The second to last day will always stick in my mind, a testament to the groups’ fortitude, our guide’s wisdom/trust and the hardships and rewards that being in nature can give us. It was on this day that we broke trail through knee deep snow until the light began to fade (remember it was mid-September and 28 degrees in Montreal). What was supposed to be a moderate two-hour hike turned into a full day affair, but ah, the reward! As we trudged into the clearing there was a break in the clouds, enough to see the setting sun nestled in the far pass above the lake. I’m sure all of us relaxed just a little bit at the sight, even with our wet feet and broken hiking poles. The small valley of Lost Lake was the perfect place to do our solos and spend the last day building forts and looking at bear tracks.

That day I hiked up to the far pass with Madeleine (one of our guides) and we just sat and stared at the giants around us. The Kananaskis Mountains are a class unto themselves, they are wide, wide and tall enough to convey the expansiveness of history and time on their surface. We are insignificant blips of life to the bedrock of nature yet we have the potential to cause so much change. A sobering thought. It was comforting to be able to let go of city life and to know that nature provides solace even after the storms of yesterday.

There are no regrets to the trails we walked. I feel like our group was forged in snow and rain. We not only persevered but prospered during and from the experience.
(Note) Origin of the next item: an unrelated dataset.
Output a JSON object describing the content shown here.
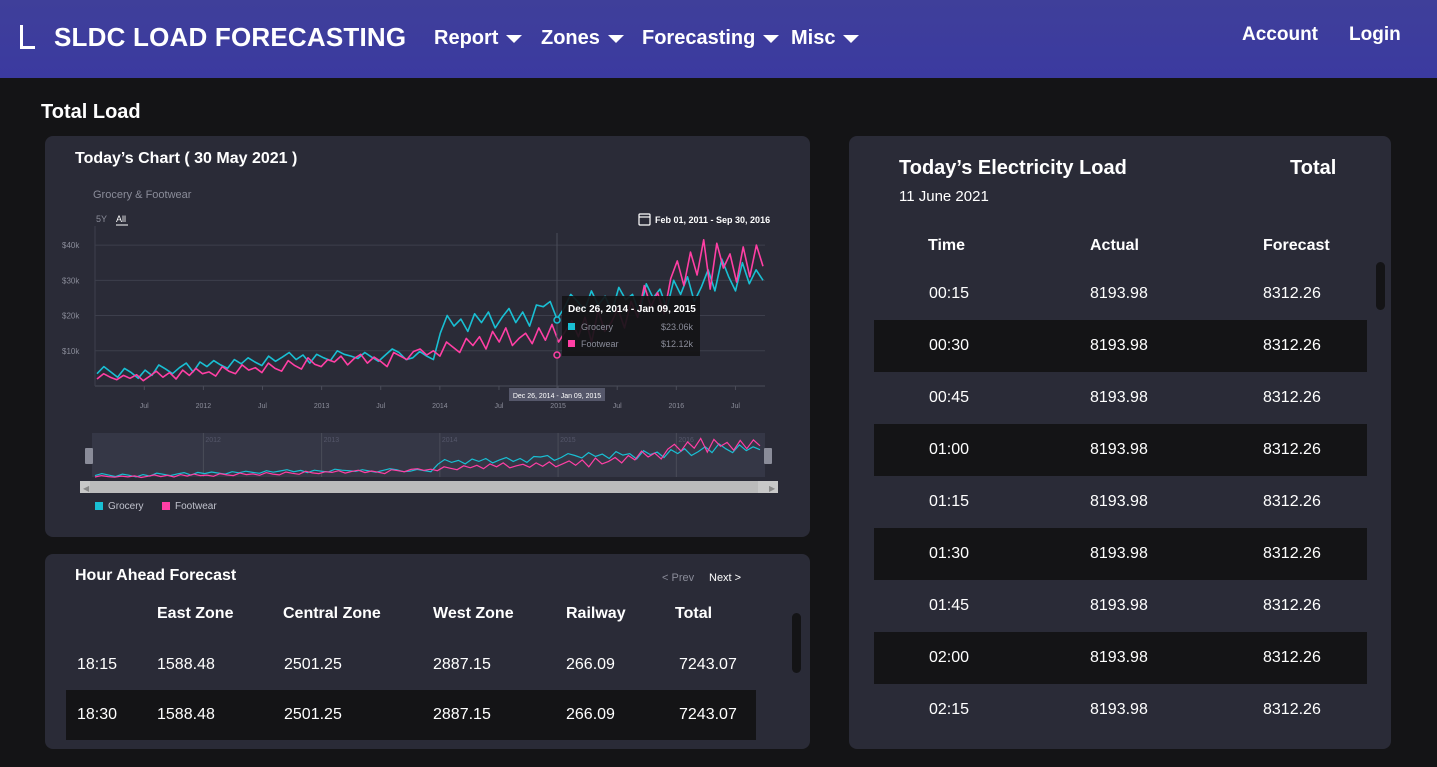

Much like our hike, the fight to preserve these spaces is not easy but I feel that it is worth it, for many, many reasons.

The opinions expressed are those of the participant and do not necessarily reflect the views of the Canadian Wildlife Federation.